HICKAM AIR FORCE BASE, Hawaii -- Odontologist Lt. Col. Gregory Silver, of the Joint POW/MIA Accounting Command's Central Identification Laboratory, scrubs dental records of unaccounted-for soldiers from the Korean War. Confirming the accuracy of each record can take several hours since all military dental records were done by hand during the Korean War, and mistakes were commonplace due to human error. (JPAC photo by U.S. Navy Photographer's Mate 2nd Class Elizabeth A. Edwards)

HICKAM AIR FORCE BASE, Hawaii -- Lt. Col. Walter Henry never dreamed his Army career as a dentist would lead him to a job where he would get to help identify Americans missing-in-action from the nation’s past conflict.

Henry is one of only three odontologists working as forensic dentists at the Joint POW/MIA Accounting Command. JPAC is charged with a full accounting of the estimated 88,000 Americans who never returned home from World War II, the Korean War, the Vietnam War, the Cold War and the Gulf war.

JPAC teams deploy worldwide to sites where clues for unaccounted-for Americans may be located to recover evidence including coat buttons, bone fragments, and dog tags. All evidence that is found at each site is scientifically examined and paired with historical documents in an effort to identify missing Americans to be returned to their families and buried with full military honors.

In about 25 percent of all cases, JPAC teams return with dental remains. That’s when JPAC odontologists come into play. Dental remains often offer the best means available to positively identify an individual because teeth are durable and are unique from person to person.

“Enamel found in teeth is the hardest natural tissue found in the body and some of the restorative [dental] materials such as gold, porcelain, amalgam are harder than enamel. Usually, teeth will endure a disaster, which can help in the identification,” Army Lt. Col. Gregory Silver, JPAC odontologist said.

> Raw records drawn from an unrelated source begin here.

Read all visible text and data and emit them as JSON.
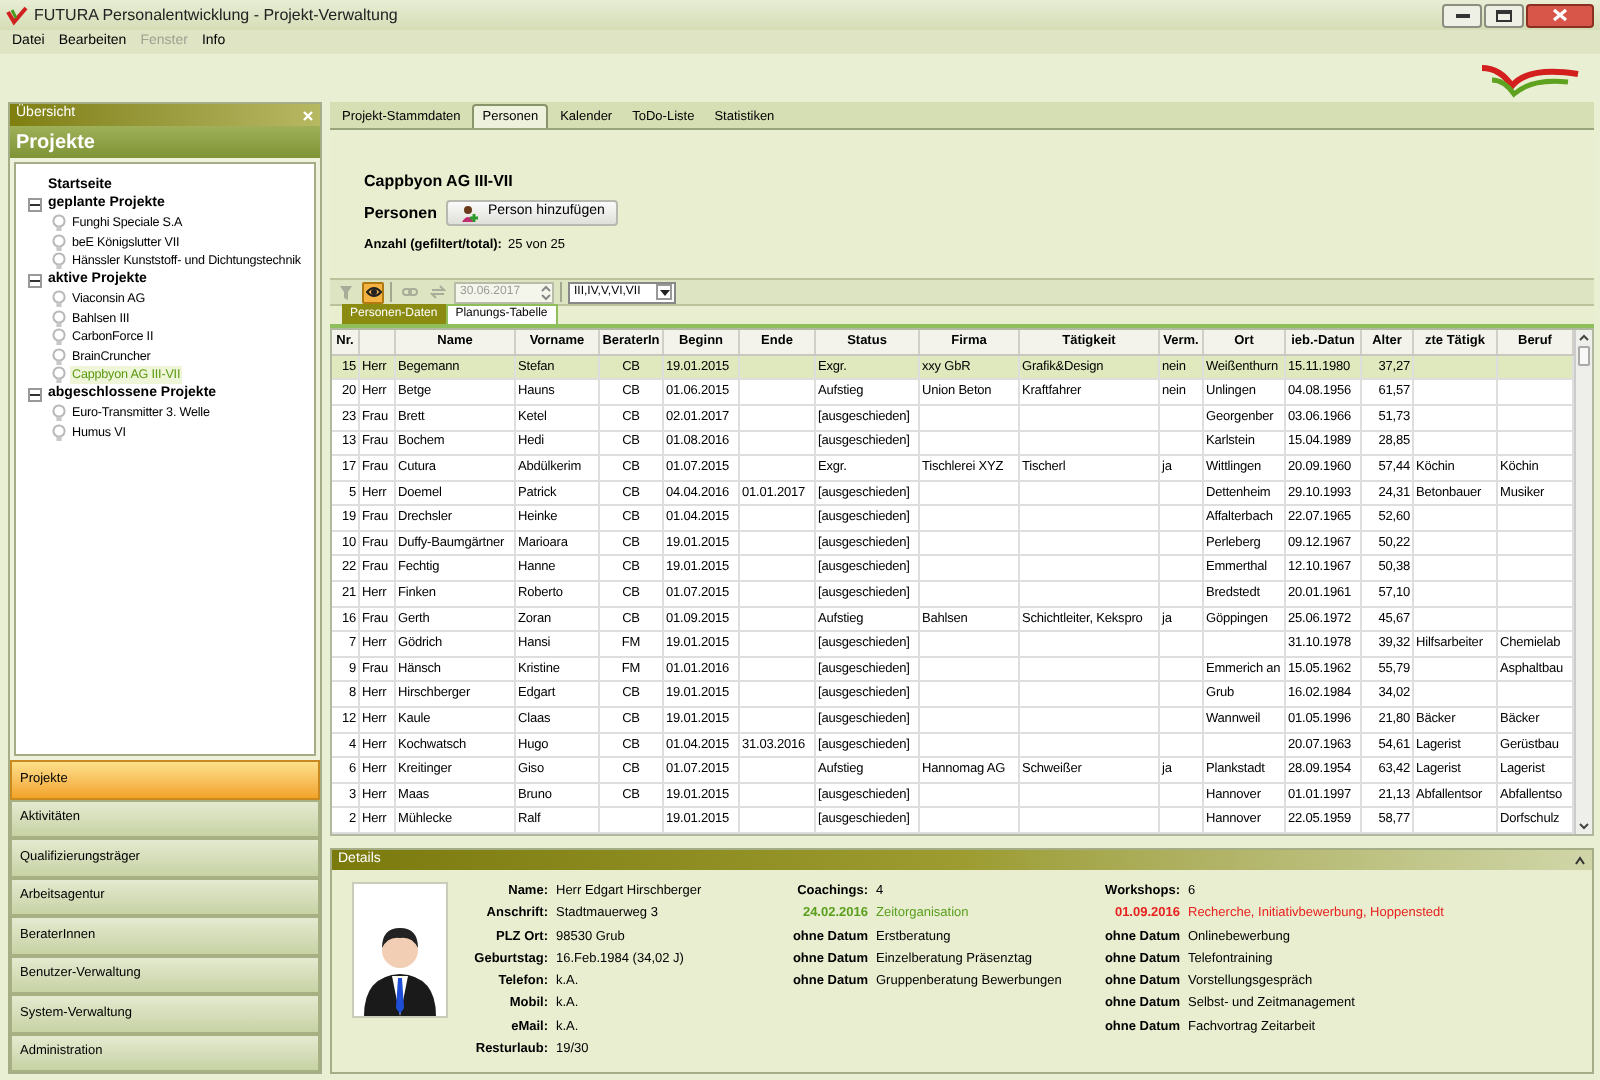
{
  "window": {
    "title": "FUTURA Personalentwicklung - Projekt-Verwaltung"
  },
  "menu": [
    {
      "label": "Datei",
      "disabled": false
    },
    {
      "label": "Bearbeiten",
      "disabled": false
    },
    {
      "label": "Fenster",
      "disabled": true
    },
    {
      "label": "Info",
      "disabled": false
    }
  ],
  "sidebar": {
    "header": "Übersicht",
    "title": "Projekte",
    "tree": [
      {
        "label": "Startseite",
        "kind": "page"
      },
      {
        "label": "geplante Projekte",
        "kind": "group",
        "expanded": true,
        "children": [
          {
            "label": "Funghi Speciale S.A",
            "selected": false
          },
          {
            "label": "beE Königslutter VII",
            "selected": false
          },
          {
            "label": "Hänssler Kunststoff- und Dichtungstechnik",
            "selected": false
          }
        ]
      },
      {
        "label": "aktive Projekte",
        "kind": "group",
        "expanded": true,
        "children": [
          {
            "label": "Viaconsin AG",
            "selected": false
          },
          {
            "label": "Bahlsen III",
            "selected": false
          },
          {
            "label": "CarbonForce II",
            "selected": false
          },
          {
            "label": "BrainCruncher",
            "selected": false
          },
          {
            "label": "Cappbyon AG III-VII",
            "selected": true
          }
        ]
      },
      {
        "label": "abgeschlossene Projekte",
        "kind": "group",
        "expanded": true,
        "children": [
          {
            "label": "Euro-Transmitter 3. Welle",
            "selected": false
          },
          {
            "label": "Humus VI",
            "selected": false
          }
        ]
      }
    ],
    "nav": [
      {
        "label": "Projekte",
        "selected": true
      },
      {
        "label": "Aktivitäten",
        "selected": false
      },
      {
        "label": "Qualifizierungsträger",
        "selected": false
      },
      {
        "label": "Arbeitsagentur",
        "selected": false
      },
      {
        "label": "BeraterInnen",
        "selected": false
      },
      {
        "label": "Benutzer-Verwaltung",
        "selected": false
      },
      {
        "label": "System-Verwaltung",
        "selected": false
      },
      {
        "label": "Administration",
        "selected": false
      }
    ]
  },
  "tabs": [
    {
      "label": "Projekt-Stammdaten",
      "selected": false
    },
    {
      "label": "Personen",
      "selected": true
    },
    {
      "label": "Kalender",
      "selected": false
    },
    {
      "label": "ToDo-Liste",
      "selected": false
    },
    {
      "label": "Statistiken",
      "selected": false
    }
  ],
  "project": {
    "title": "Cappbyon AG III-VII",
    "section": "Personen",
    "add_button": "Person hinzufügen",
    "count_label": "Anzahl (gefiltert/total):",
    "count": "25 von 25"
  },
  "toolbar": {
    "buttons": [
      {
        "kind": "filter",
        "disabled": true,
        "on": false
      },
      {
        "kind": "view",
        "disabled": false,
        "on": true
      },
      {
        "kind": "link",
        "disabled": true,
        "on": false
      },
      {
        "kind": "transfer",
        "disabled": true,
        "on": false
      }
    ],
    "date": "30.06.2017",
    "date_disabled": true,
    "phase_filter": "III,IV,V,VI,VII"
  },
  "subtabs": [
    {
      "label": "Personen-Daten",
      "selected": true
    },
    {
      "label": "Planungs-Tabelle",
      "selected": false
    }
  ],
  "table": {
    "columns": [
      "Nr.",
      "",
      "Name",
      "Vorname",
      "BeraterIn",
      "Beginn",
      "Ende",
      "Status",
      "Firma",
      "Tätigkeit",
      "Verm.",
      "Ort",
      "ieb.-Datun",
      "Alter",
      "zte Tätigk",
      "Beruf"
    ],
    "rows": [
      {
        "selected": true,
        "cells": [
          "15",
          "Herr",
          "Begemann",
          "Stefan",
          "CB",
          "19.01.2015",
          null,
          "Exgr.",
          "xxy GbR",
          "Grafik&Design",
          "nein",
          "Weißenthurn",
          "15.11.1980",
          "37,27",
          null,
          null
        ]
      },
      {
        "selected": false,
        "cells": [
          "20",
          "Herr",
          "Betge",
          "Hauns",
          "CB",
          "01.06.2015",
          null,
          "Aufstieg",
          "Union Beton",
          "Kraftfahrer",
          "nein",
          "Unlingen",
          "04.08.1956",
          "61,57",
          null,
          null
        ]
      },
      {
        "selected": false,
        "cells": [
          "23",
          "Frau",
          "Brett",
          "Ketel",
          "CB",
          "02.01.2017",
          null,
          "[ausgeschieden]",
          null,
          null,
          null,
          "Georgenber",
          "03.06.1966",
          "51,73",
          null,
          null
        ]
      },
      {
        "selected": false,
        "cells": [
          "13",
          "Frau",
          "Bochem",
          "Hedi",
          "CB",
          "01.08.2016",
          null,
          "[ausgeschieden]",
          null,
          null,
          null,
          "Karlstein",
          "15.04.1989",
          "28,85",
          null,
          null
        ]
      },
      {
        "selected": false,
        "cells": [
          "17",
          "Frau",
          "Cutura",
          "Abdülkerim",
          "CB",
          "01.07.2015",
          null,
          "Exgr.",
          "Tischlerei XYZ",
          "Tischerl",
          "ja",
          "Wittlingen",
          "20.09.1960",
          "57,44",
          "Köchin",
          "Köchin"
        ]
      },
      {
        "selected": false,
        "cells": [
          "5",
          "Herr",
          "Doemel",
          "Patrick",
          "CB",
          "04.04.2016",
          "01.01.2017",
          "[ausgeschieden]",
          null,
          null,
          null,
          "Dettenheim",
          "29.10.1993",
          "24,31",
          "Betonbauer",
          "Musiker"
        ]
      },
      {
        "selected": false,
        "cells": [
          "19",
          "Frau",
          "Drechsler",
          "Heinke",
          "CB",
          "01.04.2015",
          null,
          "[ausgeschieden]",
          null,
          null,
          null,
          "Affalterbach",
          "22.07.1965",
          "52,60",
          null,
          null
        ]
      },
      {
        "selected": false,
        "cells": [
          "10",
          "Frau",
          "Duffy-Baumgärtner",
          "Marioara",
          "CB",
          "19.01.2015",
          null,
          "[ausgeschieden]",
          null,
          null,
          null,
          "Perleberg",
          "09.12.1967",
          "50,22",
          null,
          null
        ]
      },
      {
        "selected": false,
        "cells": [
          "22",
          "Frau",
          "Fechtig",
          "Hanne",
          "CB",
          "19.01.2015",
          null,
          "[ausgeschieden]",
          null,
          null,
          null,
          "Emmerthal",
          "12.10.1967",
          "50,38",
          null,
          null
        ]
      },
      {
        "selected": false,
        "cells": [
          "21",
          "Herr",
          "Finken",
          "Roberto",
          "CB",
          "01.07.2015",
          null,
          "[ausgeschieden]",
          null,
          null,
          null,
          "Bredstedt",
          "20.01.1961",
          "57,10",
          null,
          null
        ]
      },
      {
        "selected": false,
        "cells": [
          "16",
          "Frau",
          "Gerth",
          "Zoran",
          "CB",
          "01.09.2015",
          null,
          "Aufstieg",
          "Bahlsen",
          "Schichtleiter, Kekspro",
          "ja",
          "Göppingen",
          "25.06.1972",
          "45,67",
          null,
          null
        ]
      },
      {
        "selected": false,
        "cells": [
          "7",
          "Herr",
          "Gödrich",
          "Hansi",
          "FM",
          "19.01.2015",
          null,
          "[ausgeschieden]",
          null,
          null,
          null,
          null,
          "31.10.1978",
          "39,32",
          "Hilfsarbeiter",
          "Chemielab"
        ]
      },
      {
        "selected": false,
        "cells": [
          "9",
          "Frau",
          "Hänsch",
          "Kristine",
          "FM",
          "01.01.2016",
          null,
          "[ausgeschieden]",
          null,
          null,
          null,
          "Emmerich an",
          "15.05.1962",
          "55,79",
          null,
          "Asphaltbau"
        ]
      },
      {
        "selected": false,
        "cells": [
          "8",
          "Herr",
          "Hirschberger",
          "Edgart",
          "CB",
          "19.01.2015",
          null,
          "[ausgeschieden]",
          null,
          null,
          null,
          "Grub",
          "16.02.1984",
          "34,02",
          null,
          null
        ]
      },
      {
        "selected": false,
        "cells": [
          "12",
          "Herr",
          "Kaule",
          "Claas",
          "CB",
          "19.01.2015",
          null,
          "[ausgeschieden]",
          null,
          null,
          null,
          "Wannweil",
          "01.05.1996",
          "21,80",
          "Bäcker",
          "Bäcker"
        ]
      },
      {
        "selected": false,
        "cells": [
          "4",
          "Herr",
          "Kochwatsch",
          "Hugo",
          "CB",
          "01.04.2015",
          "31.03.2016",
          "[ausgeschieden]",
          null,
          null,
          null,
          null,
          "20.07.1963",
          "54,61",
          "Lagerist",
          "Gerüstbau"
        ]
      },
      {
        "selected": false,
        "cells": [
          "6",
          "Herr",
          "Kreitinger",
          "Giso",
          "CB",
          "01.07.2015",
          null,
          "Aufstieg",
          "Hannomag AG",
          "Schweißer",
          "ja",
          "Plankstadt",
          "28.09.1954",
          "63,42",
          "Lagerist",
          "Lagerist"
        ]
      },
      {
        "selected": false,
        "cells": [
          "3",
          "Herr",
          "Maas",
          "Bruno",
          "CB",
          "19.01.2015",
          null,
          "[ausgeschieden]",
          null,
          null,
          null,
          "Hannover",
          "01.01.1997",
          "21,13",
          "Abfallentsor",
          "Abfallentso"
        ]
      },
      {
        "selected": false,
        "cells": [
          "2",
          "Herr",
          "Mühlecke",
          "Ralf",
          null,
          "19.01.2015",
          null,
          "[ausgeschieden]",
          null,
          null,
          null,
          "Hannover",
          "22.05.1959",
          "58,77",
          null,
          "Dorfschulz"
        ]
      }
    ]
  },
  "details": {
    "title": "Details",
    "fields": [
      {
        "label": "Name:",
        "value": "Herr Edgart Hirschberger"
      },
      {
        "label": "Anschrift:",
        "value": "Stadtmauerweg 3"
      },
      {
        "label": "PLZ Ort:",
        "value": "98530 Grub"
      },
      {
        "label": "Geburtstag:",
        "value": "16.Feb.1984 (34,02 J)"
      },
      {
        "label": "Telefon:",
        "value": "k.A."
      },
      {
        "label": "Mobil:",
        "value": "k.A."
      },
      {
        "label": "eMail:",
        "value": "k.A."
      },
      {
        "label": "Resturlaub:",
        "value": "19/30"
      }
    ],
    "coachings": {
      "label": "Coachings:",
      "count": "4",
      "items": [
        {
          "date": "24.02.2016",
          "text": "Zeitorganisation",
          "color": "#5a9e1e"
        },
        {
          "date": "ohne Datum",
          "text": "Erstberatung",
          "color": "#000000"
        },
        {
          "date": "ohne Datum",
          "text": "Einzelberatung Präsenztag",
          "color": "#000000"
        },
        {
          "date": "ohne Datum",
          "text": "Gruppenberatung Bewerbungen",
          "color": "#000000"
        }
      ]
    },
    "workshops": {
      "label": "Workshops:",
      "count": "6",
      "items": [
        {
          "date": "01.09.2016",
          "text": "Recherche, Initiativbewerbung, Hoppenstedt",
          "color": "#e8201e"
        },
        {
          "date": "ohne Datum",
          "text": "Onlinebewerbung",
          "color": "#000000"
        },
        {
          "date": "ohne Datum",
          "text": "Telefontraining",
          "color": "#000000"
        },
        {
          "date": "ohne Datum",
          "text": "Vorstellungsgespräch",
          "color": "#000000"
        },
        {
          "date": "ohne Datum",
          "text": "Selbst- und Zeitmanagement",
          "color": "#000000"
        },
        {
          "date": "ohne Datum",
          "text": "Fachvortrag Zeitarbeit",
          "color": "#000000"
        }
      ]
    }
  }
}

The process of matching teeth to a particular person begins by compiling a list of MIAs who might be linked to remains of teeth found at a site. Forensic dentists then re-create dental records based on the teeth ‘found in the field’ and compare that with historical dental charts. The goal is to find a match with a MIA or exclude MIAs who teeth do not match.

“The average person has 32 teeth and each tooth has five surfaces to be restored in various combinations. This will give a huge number of possibilities [in an identification],” Silver said. “Dental remains will quickly tell you who someone is or is not.”

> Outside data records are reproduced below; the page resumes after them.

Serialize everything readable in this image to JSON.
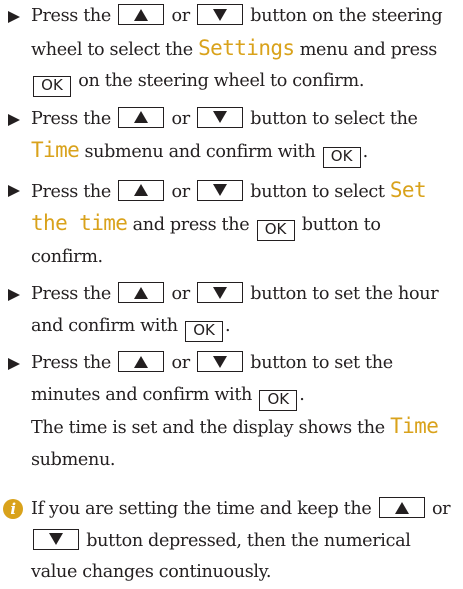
{
  "steps": [
    {
      "t1": "Press the",
      "t2": "or",
      "t3": "button on the steering wheel to select the",
      "display": "Settings",
      "t4": "menu and press",
      "ok": "OK",
      "t5": "on the steering wheel to confirm."
    },
    {
      "t1": "Press the",
      "t2": "or",
      "t3": "button to select the",
      "display": "Time",
      "t4": "submenu and confirm with",
      "ok": "OK",
      "t5": "."
    },
    {
      "t1": "Press the",
      "t2": "or",
      "t3": "button to select",
      "display": "Set the time",
      "t4": "and press the",
      "ok": "OK",
      "t5": "button to confirm."
    },
    {
      "t1": "Press the",
      "t2": "or",
      "t3": "button to set the hour and confirm with",
      "ok": "OK",
      "t4": "."
    },
    {
      "t1": "Press the",
      "t2": "or",
      "t3": "button to set the minutes and confirm with",
      "ok": "OK",
      "t4": ".",
      "result": "The time is set and the display shows the",
      "display": "Time",
      "result_end": "submenu."
    }
  ],
  "note": {
    "icon": "info-icon",
    "t1": "If you are setting the time and keep the",
    "t2": "or",
    "t3": "button depressed, then the numerical value changes continuously."
  },
  "colors": {
    "display_text": "#d9a21b",
    "text": "#231f20"
  },
  "icons": {
    "bullet": "triangle-right-icon",
    "up_key": "up-arrow-key-icon",
    "down_key": "down-arrow-key-icon",
    "info": "info-icon"
  }
}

Once JPAC forensic dentist discover all the similarities between a missing individual’s antemortem dental record and a particular set of dental remains, their findings are added to the case file for that MIA.

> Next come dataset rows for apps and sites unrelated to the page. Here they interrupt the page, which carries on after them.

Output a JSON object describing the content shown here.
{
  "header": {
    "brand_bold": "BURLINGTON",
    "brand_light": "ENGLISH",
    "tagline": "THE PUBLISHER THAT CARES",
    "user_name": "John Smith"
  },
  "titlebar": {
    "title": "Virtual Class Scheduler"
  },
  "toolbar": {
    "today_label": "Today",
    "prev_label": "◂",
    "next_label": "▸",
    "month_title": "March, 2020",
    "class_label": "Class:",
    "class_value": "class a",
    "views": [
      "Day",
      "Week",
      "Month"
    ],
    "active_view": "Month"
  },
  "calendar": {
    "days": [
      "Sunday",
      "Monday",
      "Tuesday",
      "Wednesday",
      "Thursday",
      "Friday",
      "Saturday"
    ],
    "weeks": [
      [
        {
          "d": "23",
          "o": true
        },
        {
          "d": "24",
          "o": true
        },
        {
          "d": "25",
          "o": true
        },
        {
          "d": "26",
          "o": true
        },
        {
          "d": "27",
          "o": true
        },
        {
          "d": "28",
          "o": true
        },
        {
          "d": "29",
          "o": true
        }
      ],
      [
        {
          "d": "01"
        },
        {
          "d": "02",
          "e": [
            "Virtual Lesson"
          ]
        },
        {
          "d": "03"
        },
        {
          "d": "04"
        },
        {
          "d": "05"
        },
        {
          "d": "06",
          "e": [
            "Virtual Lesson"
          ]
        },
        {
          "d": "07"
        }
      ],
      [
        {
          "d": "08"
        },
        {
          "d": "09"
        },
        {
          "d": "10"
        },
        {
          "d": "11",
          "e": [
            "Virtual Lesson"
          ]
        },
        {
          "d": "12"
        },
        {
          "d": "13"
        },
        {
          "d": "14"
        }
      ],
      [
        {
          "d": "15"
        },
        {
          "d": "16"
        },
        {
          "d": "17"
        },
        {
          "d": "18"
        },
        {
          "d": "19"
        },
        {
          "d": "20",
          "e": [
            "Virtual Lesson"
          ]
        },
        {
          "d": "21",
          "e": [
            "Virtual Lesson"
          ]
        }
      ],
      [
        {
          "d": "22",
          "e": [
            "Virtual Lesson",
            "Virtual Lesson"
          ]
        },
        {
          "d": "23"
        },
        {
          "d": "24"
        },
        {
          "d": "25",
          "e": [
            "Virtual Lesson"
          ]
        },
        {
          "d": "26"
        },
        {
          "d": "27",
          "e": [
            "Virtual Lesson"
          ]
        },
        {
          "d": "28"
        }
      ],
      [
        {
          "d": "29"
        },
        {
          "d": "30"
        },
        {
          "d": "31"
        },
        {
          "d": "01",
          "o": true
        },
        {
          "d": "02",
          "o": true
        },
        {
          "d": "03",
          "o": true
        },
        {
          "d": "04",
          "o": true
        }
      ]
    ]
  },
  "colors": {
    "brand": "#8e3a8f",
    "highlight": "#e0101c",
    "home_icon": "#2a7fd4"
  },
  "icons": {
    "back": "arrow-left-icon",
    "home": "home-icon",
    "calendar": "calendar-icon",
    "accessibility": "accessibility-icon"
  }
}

“Dental evidence resists decomposition and may be analyzed for an indefinite period of time. As we are looking at historic remains, the dental elements are of utmost importance for identification,” said Navy Cmdr. Kevin Torske, JPAC’s senior forensic odontologist.

At times, there may be very little to examine. This was the situation with Henry’s first case at JPAC when he was presented with only three teeth held by a fragment of an upper jaw.
“It was somewhat daunting,” Henry said. Henry said he initially thought that he would never crack the case, but he was wrong.

“One tooth had a filling and that was unique enough to one individual,” he said.
From only one tooth, Henry established a direct link between the remains and a missing service member.

That service member was part of a B-24 flight crew that crashed with 11 people on board. Dental records were available on all of the crewmen.

“The remains we had could be only one of the crewmembers,” Henry said.

While teeth are often critical to the identification process, Torske emphasized that dental work is only a portion of the overall picture.

Dental remains analyzed by JPAC forensic dentists offer another line of evidence to strengthen the case to help identify a missing person, but the final identification is a team effort that involves combining all available evidence.

“Along with anthropology,” Torske said, “material evidence, mitochondrial DNA, and historical information, dental [evidence] simply offers another piece of the puzzle in the complex act of identifying historic human remains.” (Courtesy of Pacific Air Forces)